▶ **Input data**:
------------

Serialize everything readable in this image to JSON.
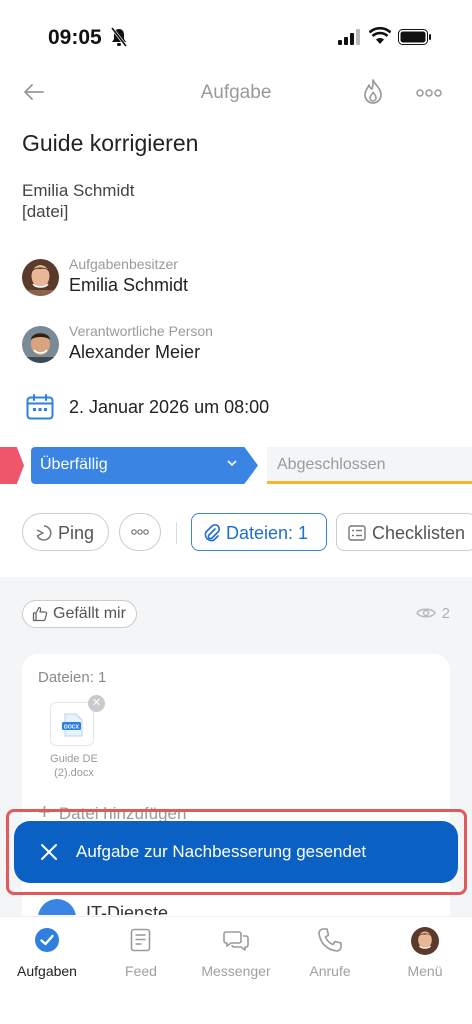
{
  "status": {
    "time": "09:05"
  },
  "nav": {
    "title": "Aufgabe"
  },
  "task": {
    "title": "Guide korrigieren",
    "description_line1": "Emilia Schmidt",
    "description_line2": "[datei]"
  },
  "owner": {
    "role": "Aufgabenbesitzer",
    "name": "Emilia Schmidt"
  },
  "responsible": {
    "role": "Verantwortliche Person",
    "name": "Alexander Meier"
  },
  "deadline": {
    "text": "2. Januar 2026 um 08:00"
  },
  "stages": {
    "active": "Überfällig",
    "next": "Abgeschlossen"
  },
  "actions": {
    "ping": "Ping",
    "files": "Dateien: 1",
    "checklists": "Checklisten"
  },
  "social": {
    "like": "Gefällt mir",
    "views": "2"
  },
  "files_card": {
    "title": "Dateien: 1",
    "file_name_line1": "Guide DE",
    "file_name_line2": "(2).docx",
    "file_badge": "DOCX",
    "add_file": "Datei hinzufügen"
  },
  "toast": {
    "text": "Aufgabe zur Nachbesserung gesendet"
  },
  "behind": {
    "text": "IT-Dienste"
  },
  "tabbar": {
    "tabs": [
      {
        "label": "Aufgaben"
      },
      {
        "label": "Feed"
      },
      {
        "label": "Messenger"
      },
      {
        "label": "Anrufe"
      },
      {
        "label": "Menü"
      }
    ]
  },
  "colors": {
    "accent": "#3a84e3",
    "toast": "#0b60c4",
    "overdue": "#f0566b",
    "stage_underline": "#f5b62a"
  }
}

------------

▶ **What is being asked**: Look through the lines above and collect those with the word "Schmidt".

▶ **Solution**:
    "description_line1": "Emilia Schmidt",
    "name": "Emilia Schmidt"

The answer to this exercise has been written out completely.